* [WORK TO COMPLETE]:
Find how many lines in the entries below carry the word "Temporary" and answer with only that figure.

* [SUPPLIED MATERIAL]:
=======
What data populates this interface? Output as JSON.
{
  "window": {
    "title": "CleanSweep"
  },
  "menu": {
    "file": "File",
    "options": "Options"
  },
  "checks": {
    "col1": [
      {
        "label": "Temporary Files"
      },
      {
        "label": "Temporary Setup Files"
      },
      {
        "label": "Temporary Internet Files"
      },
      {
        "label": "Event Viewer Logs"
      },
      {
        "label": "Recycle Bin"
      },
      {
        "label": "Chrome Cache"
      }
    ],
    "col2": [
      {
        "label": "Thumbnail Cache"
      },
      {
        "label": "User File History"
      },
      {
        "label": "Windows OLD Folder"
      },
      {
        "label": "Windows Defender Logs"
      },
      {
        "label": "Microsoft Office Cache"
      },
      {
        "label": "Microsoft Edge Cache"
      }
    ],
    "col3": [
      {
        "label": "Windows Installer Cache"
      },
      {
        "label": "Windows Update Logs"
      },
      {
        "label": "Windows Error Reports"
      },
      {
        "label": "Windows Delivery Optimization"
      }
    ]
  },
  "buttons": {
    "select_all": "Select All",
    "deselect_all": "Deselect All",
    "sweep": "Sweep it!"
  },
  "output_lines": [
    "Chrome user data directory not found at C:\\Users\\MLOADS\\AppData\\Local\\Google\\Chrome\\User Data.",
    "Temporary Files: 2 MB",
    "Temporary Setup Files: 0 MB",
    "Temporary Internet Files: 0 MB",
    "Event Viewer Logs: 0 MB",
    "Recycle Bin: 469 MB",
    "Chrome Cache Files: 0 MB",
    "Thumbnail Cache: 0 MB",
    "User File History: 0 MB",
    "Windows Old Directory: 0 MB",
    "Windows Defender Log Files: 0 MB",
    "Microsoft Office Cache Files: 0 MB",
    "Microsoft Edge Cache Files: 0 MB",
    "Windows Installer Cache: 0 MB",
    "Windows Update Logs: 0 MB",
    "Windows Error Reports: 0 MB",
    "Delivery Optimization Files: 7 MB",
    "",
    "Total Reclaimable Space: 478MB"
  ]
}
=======
* [ANSWER TO THIS TASK]:
6